┌────────
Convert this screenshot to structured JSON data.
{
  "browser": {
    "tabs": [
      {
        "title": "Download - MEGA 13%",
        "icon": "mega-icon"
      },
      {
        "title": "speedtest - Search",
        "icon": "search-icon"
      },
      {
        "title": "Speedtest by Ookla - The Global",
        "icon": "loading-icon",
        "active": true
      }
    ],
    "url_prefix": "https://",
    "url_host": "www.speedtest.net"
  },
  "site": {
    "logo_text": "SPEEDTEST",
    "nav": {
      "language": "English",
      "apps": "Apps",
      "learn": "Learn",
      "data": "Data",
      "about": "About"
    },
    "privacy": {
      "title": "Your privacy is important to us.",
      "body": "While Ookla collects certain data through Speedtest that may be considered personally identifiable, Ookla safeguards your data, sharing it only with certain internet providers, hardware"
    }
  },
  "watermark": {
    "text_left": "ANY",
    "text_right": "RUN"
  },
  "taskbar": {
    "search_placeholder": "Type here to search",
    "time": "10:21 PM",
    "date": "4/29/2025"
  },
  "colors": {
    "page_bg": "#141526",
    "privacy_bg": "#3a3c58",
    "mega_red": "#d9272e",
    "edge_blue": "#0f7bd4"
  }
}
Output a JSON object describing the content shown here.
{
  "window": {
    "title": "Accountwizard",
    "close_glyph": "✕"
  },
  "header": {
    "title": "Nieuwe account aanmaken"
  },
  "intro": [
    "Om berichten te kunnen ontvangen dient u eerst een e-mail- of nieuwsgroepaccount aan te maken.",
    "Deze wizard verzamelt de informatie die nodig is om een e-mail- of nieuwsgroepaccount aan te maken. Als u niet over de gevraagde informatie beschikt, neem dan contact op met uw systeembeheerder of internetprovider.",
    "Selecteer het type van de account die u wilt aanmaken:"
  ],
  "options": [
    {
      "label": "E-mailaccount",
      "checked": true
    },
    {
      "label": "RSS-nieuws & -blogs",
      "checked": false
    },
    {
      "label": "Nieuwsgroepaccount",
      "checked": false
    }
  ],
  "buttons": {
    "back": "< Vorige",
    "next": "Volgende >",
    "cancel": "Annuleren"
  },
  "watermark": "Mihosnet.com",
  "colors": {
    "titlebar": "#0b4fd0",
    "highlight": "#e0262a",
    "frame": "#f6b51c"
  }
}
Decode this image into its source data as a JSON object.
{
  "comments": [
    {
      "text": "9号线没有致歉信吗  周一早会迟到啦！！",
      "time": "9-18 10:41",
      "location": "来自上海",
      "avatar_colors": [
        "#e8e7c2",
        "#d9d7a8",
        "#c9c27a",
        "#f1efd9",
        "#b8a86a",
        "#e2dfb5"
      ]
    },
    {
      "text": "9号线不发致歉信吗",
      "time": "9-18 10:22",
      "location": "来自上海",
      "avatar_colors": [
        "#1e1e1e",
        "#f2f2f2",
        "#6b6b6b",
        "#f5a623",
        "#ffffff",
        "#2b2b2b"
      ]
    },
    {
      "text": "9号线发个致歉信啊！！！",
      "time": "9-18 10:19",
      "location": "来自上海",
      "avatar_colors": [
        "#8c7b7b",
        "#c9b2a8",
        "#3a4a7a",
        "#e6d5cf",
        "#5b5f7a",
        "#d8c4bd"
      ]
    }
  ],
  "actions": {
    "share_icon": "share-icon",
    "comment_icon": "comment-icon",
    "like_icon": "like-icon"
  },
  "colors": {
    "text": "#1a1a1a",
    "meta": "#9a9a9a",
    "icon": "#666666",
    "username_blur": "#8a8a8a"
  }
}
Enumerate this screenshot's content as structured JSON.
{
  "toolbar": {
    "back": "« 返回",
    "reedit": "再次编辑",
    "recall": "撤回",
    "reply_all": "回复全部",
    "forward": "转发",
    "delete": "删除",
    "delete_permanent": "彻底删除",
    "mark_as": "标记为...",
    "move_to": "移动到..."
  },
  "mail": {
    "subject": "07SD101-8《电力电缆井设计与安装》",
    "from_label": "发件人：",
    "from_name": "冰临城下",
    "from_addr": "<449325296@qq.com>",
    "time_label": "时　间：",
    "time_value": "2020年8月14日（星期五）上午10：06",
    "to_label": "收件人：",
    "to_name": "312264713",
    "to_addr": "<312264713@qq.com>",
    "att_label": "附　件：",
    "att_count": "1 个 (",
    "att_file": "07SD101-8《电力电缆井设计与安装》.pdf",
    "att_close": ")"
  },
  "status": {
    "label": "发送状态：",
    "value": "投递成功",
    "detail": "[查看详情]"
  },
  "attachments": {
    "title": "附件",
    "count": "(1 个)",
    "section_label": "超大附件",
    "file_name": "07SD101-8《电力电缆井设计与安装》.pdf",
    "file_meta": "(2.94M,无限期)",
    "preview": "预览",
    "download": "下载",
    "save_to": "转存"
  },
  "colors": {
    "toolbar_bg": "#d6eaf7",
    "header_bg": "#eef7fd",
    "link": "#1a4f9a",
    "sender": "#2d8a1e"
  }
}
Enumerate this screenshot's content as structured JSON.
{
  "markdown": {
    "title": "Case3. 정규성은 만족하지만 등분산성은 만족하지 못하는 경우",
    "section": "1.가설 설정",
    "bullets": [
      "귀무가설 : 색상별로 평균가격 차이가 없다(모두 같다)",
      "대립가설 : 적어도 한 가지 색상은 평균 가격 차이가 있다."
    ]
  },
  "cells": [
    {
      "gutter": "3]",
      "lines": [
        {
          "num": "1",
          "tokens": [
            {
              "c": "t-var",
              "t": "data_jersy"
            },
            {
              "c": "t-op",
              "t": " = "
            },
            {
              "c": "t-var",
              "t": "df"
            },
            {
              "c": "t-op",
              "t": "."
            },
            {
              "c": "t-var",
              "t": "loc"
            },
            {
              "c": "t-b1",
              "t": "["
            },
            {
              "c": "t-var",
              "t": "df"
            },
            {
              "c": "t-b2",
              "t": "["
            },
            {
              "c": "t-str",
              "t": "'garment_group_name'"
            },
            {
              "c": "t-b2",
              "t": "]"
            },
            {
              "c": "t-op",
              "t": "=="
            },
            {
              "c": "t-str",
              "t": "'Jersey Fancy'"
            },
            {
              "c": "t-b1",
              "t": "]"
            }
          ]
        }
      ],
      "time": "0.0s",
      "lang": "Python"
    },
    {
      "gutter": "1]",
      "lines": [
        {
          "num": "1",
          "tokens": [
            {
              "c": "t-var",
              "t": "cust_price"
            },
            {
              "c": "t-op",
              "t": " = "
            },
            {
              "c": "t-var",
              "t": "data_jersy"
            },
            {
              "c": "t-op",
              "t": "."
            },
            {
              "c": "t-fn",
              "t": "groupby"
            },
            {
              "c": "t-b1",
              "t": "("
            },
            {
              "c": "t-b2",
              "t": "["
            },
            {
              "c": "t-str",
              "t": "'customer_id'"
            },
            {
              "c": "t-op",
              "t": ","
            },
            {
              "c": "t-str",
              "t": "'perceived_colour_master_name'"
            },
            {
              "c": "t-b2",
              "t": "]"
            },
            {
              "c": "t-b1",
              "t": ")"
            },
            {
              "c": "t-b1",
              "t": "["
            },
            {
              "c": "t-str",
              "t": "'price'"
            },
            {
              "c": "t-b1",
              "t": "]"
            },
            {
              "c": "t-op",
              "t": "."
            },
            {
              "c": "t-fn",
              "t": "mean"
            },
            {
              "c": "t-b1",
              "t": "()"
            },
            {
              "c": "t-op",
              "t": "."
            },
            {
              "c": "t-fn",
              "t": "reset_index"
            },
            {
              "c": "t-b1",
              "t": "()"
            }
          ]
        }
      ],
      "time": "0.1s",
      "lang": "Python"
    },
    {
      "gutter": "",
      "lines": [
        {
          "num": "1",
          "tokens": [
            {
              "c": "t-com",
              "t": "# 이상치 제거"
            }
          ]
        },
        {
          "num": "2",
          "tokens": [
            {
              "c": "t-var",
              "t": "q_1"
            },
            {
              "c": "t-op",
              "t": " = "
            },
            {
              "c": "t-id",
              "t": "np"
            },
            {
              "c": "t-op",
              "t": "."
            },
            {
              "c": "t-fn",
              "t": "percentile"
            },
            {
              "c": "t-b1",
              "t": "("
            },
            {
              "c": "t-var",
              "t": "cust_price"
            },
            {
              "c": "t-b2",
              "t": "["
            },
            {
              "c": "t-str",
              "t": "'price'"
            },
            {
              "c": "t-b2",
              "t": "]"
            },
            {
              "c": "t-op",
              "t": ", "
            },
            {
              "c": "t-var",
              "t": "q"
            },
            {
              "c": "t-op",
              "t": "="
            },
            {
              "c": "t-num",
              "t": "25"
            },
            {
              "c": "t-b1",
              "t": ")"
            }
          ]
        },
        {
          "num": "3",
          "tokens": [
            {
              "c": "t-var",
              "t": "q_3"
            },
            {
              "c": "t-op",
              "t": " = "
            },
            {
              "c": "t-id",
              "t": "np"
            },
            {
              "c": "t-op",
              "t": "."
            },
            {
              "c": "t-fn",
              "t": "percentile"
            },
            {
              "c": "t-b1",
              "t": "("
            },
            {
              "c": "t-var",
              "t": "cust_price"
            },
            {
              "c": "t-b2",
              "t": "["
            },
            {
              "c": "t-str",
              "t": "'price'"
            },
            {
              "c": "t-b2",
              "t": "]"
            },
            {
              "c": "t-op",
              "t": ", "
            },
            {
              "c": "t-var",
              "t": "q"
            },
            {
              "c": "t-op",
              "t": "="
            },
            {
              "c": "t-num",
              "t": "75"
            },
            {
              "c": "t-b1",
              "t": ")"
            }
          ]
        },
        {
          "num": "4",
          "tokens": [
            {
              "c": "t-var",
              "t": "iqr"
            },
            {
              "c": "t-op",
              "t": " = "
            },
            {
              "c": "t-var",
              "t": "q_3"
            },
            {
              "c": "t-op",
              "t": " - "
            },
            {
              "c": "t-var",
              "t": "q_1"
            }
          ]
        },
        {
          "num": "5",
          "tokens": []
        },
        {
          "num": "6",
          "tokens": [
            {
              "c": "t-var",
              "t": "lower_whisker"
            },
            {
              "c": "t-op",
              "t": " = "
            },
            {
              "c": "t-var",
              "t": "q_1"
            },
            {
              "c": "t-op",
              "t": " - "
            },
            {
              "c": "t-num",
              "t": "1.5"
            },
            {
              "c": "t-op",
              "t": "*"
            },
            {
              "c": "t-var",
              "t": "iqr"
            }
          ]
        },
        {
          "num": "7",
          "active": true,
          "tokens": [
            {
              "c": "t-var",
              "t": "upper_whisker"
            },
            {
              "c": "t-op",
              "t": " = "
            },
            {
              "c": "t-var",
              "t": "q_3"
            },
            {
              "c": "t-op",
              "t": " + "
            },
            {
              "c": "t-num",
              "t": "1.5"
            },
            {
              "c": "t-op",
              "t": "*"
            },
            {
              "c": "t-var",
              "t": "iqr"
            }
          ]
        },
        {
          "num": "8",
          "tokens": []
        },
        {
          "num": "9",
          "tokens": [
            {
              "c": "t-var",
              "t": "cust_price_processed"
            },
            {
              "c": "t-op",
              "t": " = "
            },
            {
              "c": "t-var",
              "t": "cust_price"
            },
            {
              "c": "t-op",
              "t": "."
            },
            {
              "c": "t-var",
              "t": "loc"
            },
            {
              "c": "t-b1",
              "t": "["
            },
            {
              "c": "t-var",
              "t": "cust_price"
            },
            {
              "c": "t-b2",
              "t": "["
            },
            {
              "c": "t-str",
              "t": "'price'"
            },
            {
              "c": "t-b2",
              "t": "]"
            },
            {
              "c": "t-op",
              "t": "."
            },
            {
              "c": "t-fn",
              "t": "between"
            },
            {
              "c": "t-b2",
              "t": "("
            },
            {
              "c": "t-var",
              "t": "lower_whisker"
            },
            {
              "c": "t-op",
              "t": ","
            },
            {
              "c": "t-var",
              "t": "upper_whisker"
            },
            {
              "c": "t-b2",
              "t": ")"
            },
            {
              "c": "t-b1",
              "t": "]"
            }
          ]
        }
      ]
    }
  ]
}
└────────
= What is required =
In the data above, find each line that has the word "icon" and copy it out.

= Task answer =
        "icon": "mega-icon"
        "icon": "search-icon"
        "icon": "loading-icon",
    "share_icon": "share-icon",
    "comment_icon": "comment-icon",
    "like_icon": "like-icon"
    "icon": "#666666",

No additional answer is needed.